'Significant' applies to issues raised, not numbers
Why has the matter of the development application policy subject to "significant public objection" remained unresolved since July 2016?
Firstly, the use of the term "significant" in a policy based on numbers is wrong.
"Significant" applies to issues raised and can apply to a single objection.
The council has simplified the assessment process by applying this term to numbers only, conveniently avoiding a description that will engage the public.
At the council meeting on February 12, there were shared opinions about submission numbers relevant to areas with low population density and the inability to reach quota numbers for referral to a council meeting.
It is my understanding from the discussion that councillors agreed that this issue would be addressed in the policy.
I have failed to find any reference to areas with low population numbers.
Has this been omitted from the policy?
The policy contains constant reference to the number 50 or near and adheres to previous unacceptable administration standards.

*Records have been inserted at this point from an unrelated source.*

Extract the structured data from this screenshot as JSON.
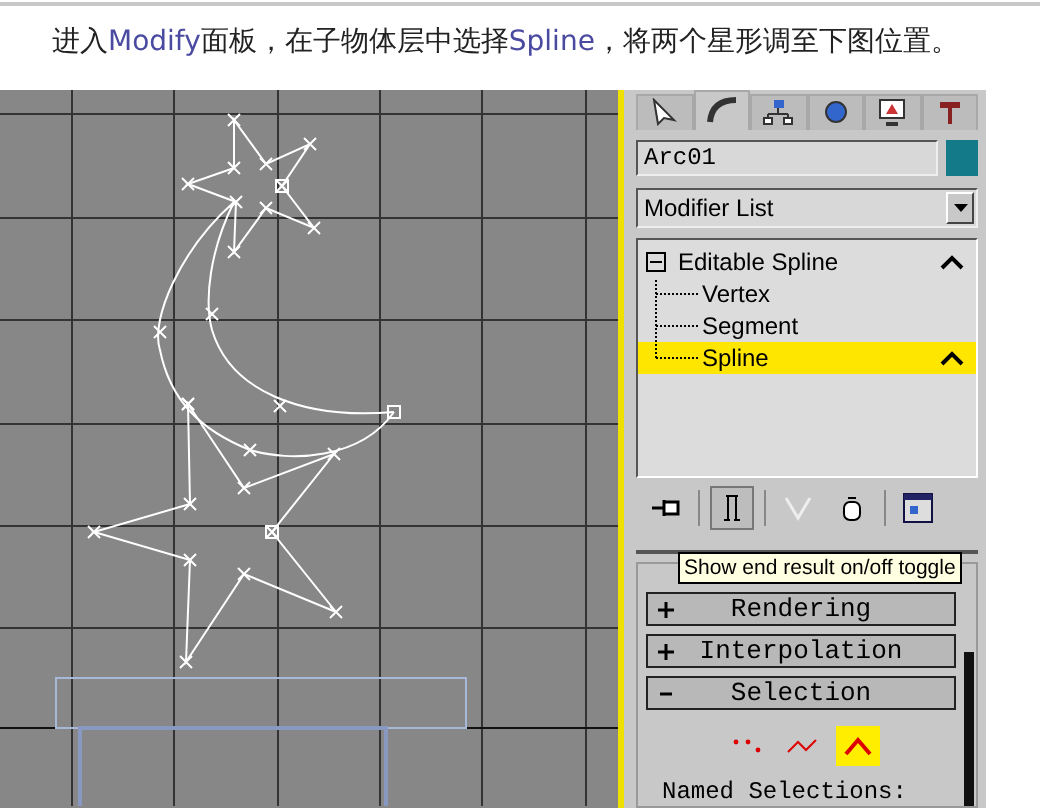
{
  "caption": [
    {
      "text": "进入",
      "kind": "plain"
    },
    {
      "text": "Modify",
      "kind": "term"
    },
    {
      "text": "面板，在子物体层中选择",
      "kind": "plain"
    },
    {
      "text": "Spline",
      "kind": "term"
    },
    {
      "text": "，将两个星形调至下图位置。",
      "kind": "plain"
    }
  ],
  "panel": {
    "tabs": [
      {
        "kind": "create",
        "selected": false
      },
      {
        "kind": "modify",
        "selected": true
      },
      {
        "kind": "hierarchy",
        "selected": false
      },
      {
        "kind": "motion",
        "selected": false
      },
      {
        "kind": "display",
        "selected": false
      },
      {
        "kind": "utilities",
        "selected": false
      }
    ],
    "object_name": "Arc01",
    "modifier_list": "Modifier List",
    "stack": [
      {
        "label": "Editable Spline",
        "expanded": true,
        "selected": false,
        "children": [
          {
            "label": "Vertex",
            "selected": false
          },
          {
            "label": "Segment",
            "selected": false
          },
          {
            "label": "Spline",
            "selected": true
          }
        ]
      }
    ],
    "toolbar": [
      {
        "kind": "pin",
        "pressed": false
      },
      {
        "kind": "end-result",
        "pressed": true
      },
      {
        "kind": "unique",
        "pressed": false
      },
      {
        "kind": "remove",
        "pressed": false
      },
      {
        "kind": "configure",
        "pressed": false
      }
    ],
    "tooltip": "Show end result on/off toggle",
    "rollouts": [
      {
        "title": "Rendering",
        "expanded": false
      },
      {
        "title": "Interpolation",
        "expanded": false
      },
      {
        "title": "Selection",
        "expanded": true
      }
    ],
    "selection_levels": [
      {
        "kind": "vertex",
        "selected": false
      },
      {
        "kind": "segment",
        "selected": false
      },
      {
        "kind": "spline",
        "selected": true
      }
    ],
    "named_selections": "Named Selections:"
  }
}
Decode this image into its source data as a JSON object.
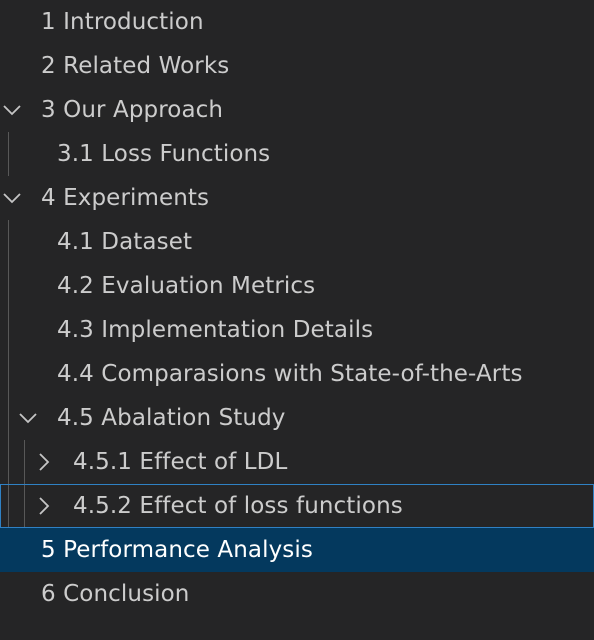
{
  "outline": {
    "items": [
      {
        "label": "1 Introduction",
        "level": 0,
        "twistie": "none"
      },
      {
        "label": "2 Related Works",
        "level": 0,
        "twistie": "none"
      },
      {
        "label": "3 Our Approach",
        "level": 0,
        "twistie": "expanded"
      },
      {
        "label": "3.1 Loss Functions",
        "level": 1,
        "twistie": "none"
      },
      {
        "label": "4 Experiments",
        "level": 0,
        "twistie": "expanded"
      },
      {
        "label": "4.1 Dataset",
        "level": 1,
        "twistie": "none"
      },
      {
        "label": "4.2 Evaluation Metrics",
        "level": 1,
        "twistie": "none"
      },
      {
        "label": "4.3 Implementation Details",
        "level": 1,
        "twistie": "none"
      },
      {
        "label": "4.4 Comparasions with State-of-the-Arts",
        "level": 1,
        "twistie": "none"
      },
      {
        "label": "4.5 Abalation Study",
        "level": 1,
        "twistie": "expanded"
      },
      {
        "label": "4.5.1 Effect of LDL",
        "level": 2,
        "twistie": "collapsed"
      },
      {
        "label": "4.5.2 Effect of loss functions",
        "level": 2,
        "twistie": "collapsed",
        "focused": true
      },
      {
        "label": "5 Performance Analysis",
        "level": 0,
        "twistie": "none",
        "selected": true
      },
      {
        "label": "6 Conclusion",
        "level": 0,
        "twistie": "none"
      }
    ]
  },
  "colors": {
    "background": "#252526",
    "text": "#cccccc",
    "selected_background": "#04395e",
    "selected_text": "#ffffff",
    "focus_border": "#2f81c4",
    "indent_guide": "#585858"
  },
  "icons": {
    "expanded": "chevron-down-icon",
    "collapsed": "chevron-right-icon"
  }
}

My understanding from the meeting was the number of objections would be reduced to 15 and with no fine print referring to situations requiring 50 objections.
Is this not the case?
In July 2016, Council administrator Mr Ian Reynolds proposed a number of more than 100 public submissions to be eligible for higher assessment.
Simplification of the assessment process was justified on the basis that it was impossible for a single administrator to personally manage a huge local government area with a population such as ours.
The "significant public objection" policy continues the simplification of the assessment process raising the same questions.
Is the local government area too big for the council and councillors to responsibly administer?
The policy follows the business-per-usual approach, meaning simplification of documents to reduce council's management time and costs, while further disengaging the public.
This leads to a confusing situation.
While on the one hand the council accepts and assesses non-complying applications confirming that development is supported based on vague planning instruments, on the other hand there are clear and precise numbers for submissions.
However when discussing development proposals, variations, trade-offs, bonuses and so on are standard practice.
Let this assessment standard apply to public submissions.
Advertising in the foyer of the Gosford office promotes staff support for the lodgement of development applications.
This service is not provided to objectors.
The policy is convoluted and favours the council not the public.
After years of questionable local government administration, the public will not trust the Central Coast Council and councillors until it has been proven without doubt that trust is well-founded and enduring.
Email, 26 Feb 2018
Norman Harris, Umina